Three common balcony container garden problems are shade, debris and lack of space. Even though there are some downsides to a balcony container garden, they can be easily fixed with some effort and compromise.
Shade. Trees beyond the balcony can shade the container plants. Other close-by buildings can block light.
Debris. Trees can drop leaves or pine cones onto the balcony garden floor. Birdseed is a real mess, but can become a burden if you cannot easily sweep the balcony.
Lack of space. If there is no garage, bicycles and gardening equipment must be stored on the balcony. Some apartment balconies are smaller than others.
No matter where you live, you have to plan your garden around what you have available to you. Having a balcony doesn’t change this. You’ll need to make sacrifices. If you’re moving to another apartment or condo, put your balcony desires on your list of what you want at your new place (along with the in-unit washer and dryer, low pet rent, nice area, etc.).

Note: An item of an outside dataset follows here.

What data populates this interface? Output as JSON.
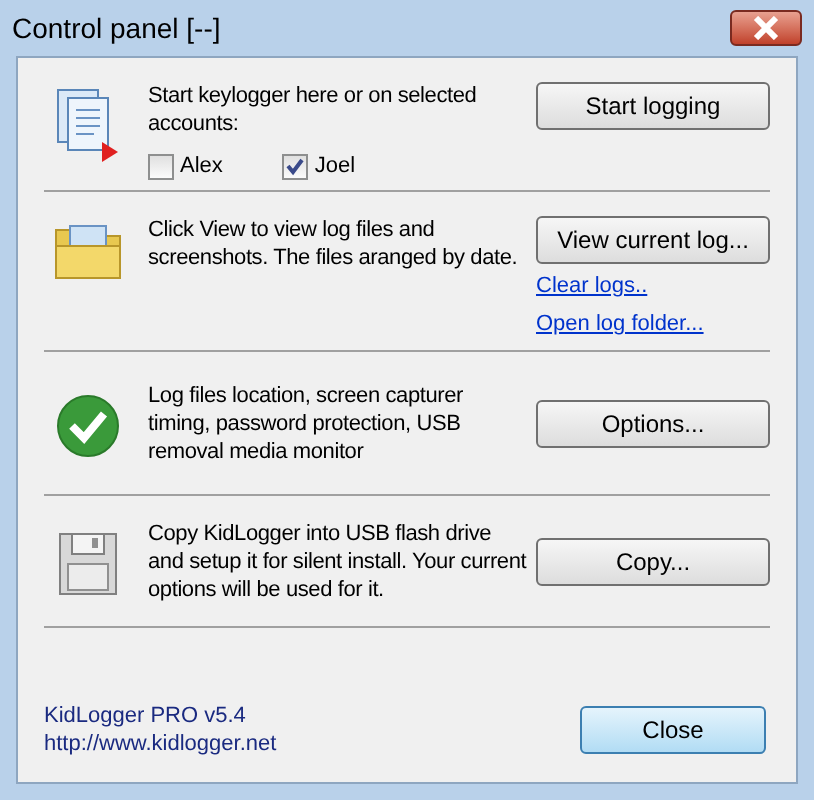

So until you get our dream balcony, move plants around to areas where they get the most sun (even if you don't like that pot's placement), and try more shade-loving container plants (click here to see a list of 25 shade-loving plants). Factor in maintenance, such as sweeping debris off the balcony and picking it out of your plant containers (for the health of the plants). And you’ll have to compromise when it comes to the amount of space you have. One solution to the lack of floor space is to plant vertically. Build yourself a DIY plant shelf and use hanging plant containers. Balcony container gardening is full of compromises, but a small container garden has its benefits. It’s easy to move plants around so they get better light conditions, plants can come inside on too-hot, too-cold or too-windy days, and maintenance is much less than a large garden. You can have a small apartment garden to enjoy without the burden of having to constantly plant, trim, weed, mow and scare off animals that might eat your plants!